  • Elimination of itemized deductions for personal casualty and theft losses (except for losses incurred in federally declared disasters).
  • Elimination of itemized deductions for hobby expenses.*
  • Revised kiddie tax rate structure.*
  • Stricter deduction rule for nonwagering expenses incurred by professional gamblers (such as for travel and lodging).
  • Limitation on deducting large business losses recognized by individual taxpayers.

For Businesses

  • 100% bonus depreciation for qualified business assets (expires after 2022).*
  • Bonus depreciation with declining percentages for 2023 through 2026.*
  • New tax credit for employer-paid family and medical leave for payments made in tax years beginning in 2018 and 2019.*

* Indicates that this provision is not included in the “Protecting Family and Small Business Tax Cuts Act.”

In September, the House Ways and Means Committee introduced the “Protecting Family and Small Business Tax Cuts Act of 2018.” This bill would make the many temporary TCJA provisions permanent. House Republican leaders are expected to have trouble mustering the 216 votes needed to pass the measure. However, even if the measure passes the House, the Senate isn’t expected to take up the legislation before the November elections.

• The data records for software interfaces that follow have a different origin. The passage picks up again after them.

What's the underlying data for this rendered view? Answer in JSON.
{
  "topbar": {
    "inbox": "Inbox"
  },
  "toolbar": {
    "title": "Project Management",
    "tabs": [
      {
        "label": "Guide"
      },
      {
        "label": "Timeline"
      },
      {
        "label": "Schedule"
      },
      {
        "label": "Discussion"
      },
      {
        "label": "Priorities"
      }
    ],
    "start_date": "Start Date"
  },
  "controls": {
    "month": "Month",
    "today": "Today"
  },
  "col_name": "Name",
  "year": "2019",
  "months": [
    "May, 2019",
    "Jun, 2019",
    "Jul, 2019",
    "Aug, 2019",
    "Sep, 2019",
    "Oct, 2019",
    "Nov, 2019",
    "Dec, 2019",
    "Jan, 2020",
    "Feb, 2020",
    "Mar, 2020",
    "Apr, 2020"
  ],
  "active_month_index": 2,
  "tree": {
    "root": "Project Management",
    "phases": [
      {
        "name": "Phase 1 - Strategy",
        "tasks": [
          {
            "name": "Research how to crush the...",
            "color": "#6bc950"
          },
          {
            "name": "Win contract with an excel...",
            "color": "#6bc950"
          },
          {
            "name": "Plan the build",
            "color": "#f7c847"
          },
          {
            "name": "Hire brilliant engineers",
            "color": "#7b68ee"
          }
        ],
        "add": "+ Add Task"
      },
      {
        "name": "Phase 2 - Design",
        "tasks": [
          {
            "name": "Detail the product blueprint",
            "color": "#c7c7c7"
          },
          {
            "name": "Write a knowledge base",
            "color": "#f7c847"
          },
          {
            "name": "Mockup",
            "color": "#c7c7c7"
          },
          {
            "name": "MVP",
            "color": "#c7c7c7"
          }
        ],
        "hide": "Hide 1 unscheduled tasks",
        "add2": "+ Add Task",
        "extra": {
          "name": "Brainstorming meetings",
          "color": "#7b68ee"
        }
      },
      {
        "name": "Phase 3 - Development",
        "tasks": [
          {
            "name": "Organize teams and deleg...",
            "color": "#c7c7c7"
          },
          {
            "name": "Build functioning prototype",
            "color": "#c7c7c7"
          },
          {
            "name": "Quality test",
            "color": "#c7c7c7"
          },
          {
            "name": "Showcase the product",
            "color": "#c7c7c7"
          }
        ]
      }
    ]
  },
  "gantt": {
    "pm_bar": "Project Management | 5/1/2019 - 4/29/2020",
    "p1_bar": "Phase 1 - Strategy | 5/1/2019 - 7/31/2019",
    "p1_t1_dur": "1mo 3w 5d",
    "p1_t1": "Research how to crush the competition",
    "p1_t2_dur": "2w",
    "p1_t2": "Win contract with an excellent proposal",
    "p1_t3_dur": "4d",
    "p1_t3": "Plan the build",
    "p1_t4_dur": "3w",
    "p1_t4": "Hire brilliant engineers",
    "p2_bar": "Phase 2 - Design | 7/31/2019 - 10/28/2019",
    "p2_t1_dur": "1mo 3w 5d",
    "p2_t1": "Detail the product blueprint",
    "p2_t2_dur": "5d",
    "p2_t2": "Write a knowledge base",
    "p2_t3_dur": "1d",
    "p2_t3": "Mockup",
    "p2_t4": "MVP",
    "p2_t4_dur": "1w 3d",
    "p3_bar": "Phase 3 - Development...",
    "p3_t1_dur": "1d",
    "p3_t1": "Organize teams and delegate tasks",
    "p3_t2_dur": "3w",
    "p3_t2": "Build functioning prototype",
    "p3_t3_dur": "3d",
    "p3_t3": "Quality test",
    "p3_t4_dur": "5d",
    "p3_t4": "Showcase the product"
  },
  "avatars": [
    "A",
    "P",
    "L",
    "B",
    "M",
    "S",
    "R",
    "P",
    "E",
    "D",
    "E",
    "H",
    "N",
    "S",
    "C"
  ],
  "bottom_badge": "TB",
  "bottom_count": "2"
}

Talk with Your Tax Professional 

These lists contain only the most widely applicable TCJA provisions; some changes are not included in the two lists. Optimized Business Transitions, LLC. is not a CPA or accountant. You should consult your tax professional who can provide details about the temporary and permanent TCJA changes that could affect your specific personal and business situation.